Over the last four years, San Francisco Unified has seen a major shift in the demographic makeup of its computer classes. The number of girls in these programs has increased from nearly 200 students to more than 3,800. And the number of students from underrepresented groups has increased from 100 to over 3,800, as well.

In Oakland Unified, which has been working with for just a year, about a thousand students have taken computer science classes for the first time, Salesforce said.


Claire Shorall, manager of computer science at Oakland Unified, described teaching a class in 2014 when there were only 200 students taking computer science district-wide. Today, there are close to 120 classes at the high school and junior-high levels, and the schools treat computer science classes as a part of their core curriculum, said Shorall, whose role is funded through a grant from Intel.

That change - treating computer science as a core subject - has been key in getting girls and underrepresented minorities into the program, she said. To further encourage diversity, one of junior high schools even offers two all-girls computer classes - one of which is aimed at newcomer students. Oakland's efforts to diversify and expand attendance of computer-science classes has been given a boost with the funding from Salesforce and Intel, she said.

"I'm super-excited that we are incredibly stable, and we are moving into a phase where it's not just looking at getting classes into schools but looking at the quality of the program," Shorall said.

While computer literacy is a particular objective of's effort, its approach to immigrant students is focused on much more than just computer training. With immigrants, the organization's donations are meant to help address the bigger issues that such students may need to tackle before they're able to succeed academically.

"You have to reach the whole child," Frelix said. "What one newcomer needs isn't exactly what another child needs."

Advertisement's donations come as many local governments face concerns that they will lose federal funding if they don't cooperate with increasingly severe immigration regulations. In late August, both the state of California and the city of San Francisco sued the US Department of Justice over threats to their funding related to immigration.

Like Benioff, other technology CEOs have become increasingly vocal under the Trump administration about resisting federal policies they disagree with.
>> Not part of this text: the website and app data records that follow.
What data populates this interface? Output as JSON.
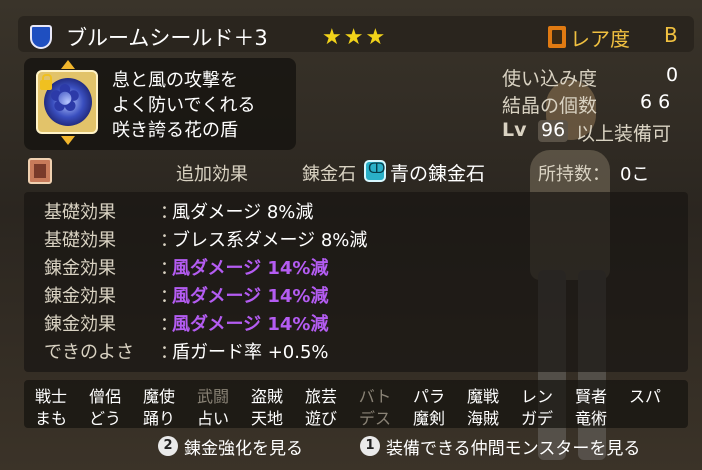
{
  "item": {
    "name": "ブルームシールド＋3",
    "stars": "★★★",
    "rarity_label": "レア度",
    "rarity_value": "B",
    "description": [
      "息と風の攻撃を",
      "よく防いでくれる",
      "咲き誇る花の盾"
    ]
  },
  "stats": {
    "usage_label": "使い込み度",
    "usage_value": "0",
    "crystal_label": "結晶の個数",
    "crystal_value": "6 6",
    "lv_prefix": "Lv",
    "lv_value": "96",
    "lv_suffix": "以上装備可"
  },
  "tabs": {
    "extra_effect": "追加効果",
    "alchemy_stone_label": "錬金石",
    "alchemy_stone_name": "青の錬金石",
    "owned_label": "所持数：",
    "owned_value": "0こ"
  },
  "effects": [
    {
      "label": "基礎効果",
      "colon": "：",
      "value": "風ダメージ 8%減",
      "highlight": false
    },
    {
      "label": "基礎効果",
      "colon": "：",
      "value": "ブレス系ダメージ 8%減",
      "highlight": false
    },
    {
      "label": "錬金効果",
      "colon": "：",
      "value": "風ダメージ 14%減",
      "highlight": true
    },
    {
      "label": "錬金効果",
      "colon": "：",
      "value": "風ダメージ 14%減",
      "highlight": true
    },
    {
      "label": "錬金効果",
      "colon": "：",
      "value": "風ダメージ 14%減",
      "highlight": true
    },
    {
      "label": "できのよさ",
      "colon": "：",
      "value": "盾ガード率 +0.5%",
      "highlight": false
    }
  ],
  "jobs_row1": [
    {
      "name": "戦士",
      "available": true
    },
    {
      "name": "僧侶",
      "available": true
    },
    {
      "name": "魔使",
      "available": true
    },
    {
      "name": "武闘",
      "available": false
    },
    {
      "name": "盗賊",
      "available": true
    },
    {
      "name": "旅芸",
      "available": true
    },
    {
      "name": "バト",
      "available": false
    },
    {
      "name": "パラ",
      "available": true
    },
    {
      "name": "魔戦",
      "available": true
    },
    {
      "name": "レン",
      "available": true
    },
    {
      "name": "賢者",
      "available": true
    },
    {
      "name": "スパ",
      "available": true
    }
  ],
  "jobs_row2": [
    {
      "name": "まも",
      "available": true
    },
    {
      "name": "どう",
      "available": true
    },
    {
      "name": "踊り",
      "available": true
    },
    {
      "name": "占い",
      "available": true
    },
    {
      "name": "天地",
      "available": true
    },
    {
      "name": "遊び",
      "available": true
    },
    {
      "name": "デス",
      "available": false
    },
    {
      "name": "魔剣",
      "available": true
    },
    {
      "name": "海賊",
      "available": true
    },
    {
      "name": "ガデ",
      "available": true
    },
    {
      "name": "竜術",
      "available": true
    }
  ],
  "footer": {
    "btn2_num": "2",
    "btn2_label": "錬金強化を見る",
    "btn1_num": "1",
    "btn1_label": "装備できる仲間モンスターを見る"
  },
  "colors": {
    "highlight_purple": "#b45cf2",
    "stars_yellow": "#f2d31a",
    "rarity_gold": "#f0c040",
    "shield_blue": "#1f4fc0"
  },
  "icons": [
    "shield-icon",
    "lock-icon",
    "flower-shield-icon",
    "book-icon",
    "alchemy-stone-icon",
    "rarity-icon"
  ]
}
Many spoke out last week, for example, following the administration's decision to end the Deferred Action on Childhood Arrivals program, the Obama-era initiative that protected from deportation some undocumented immigrants who arrived here as children.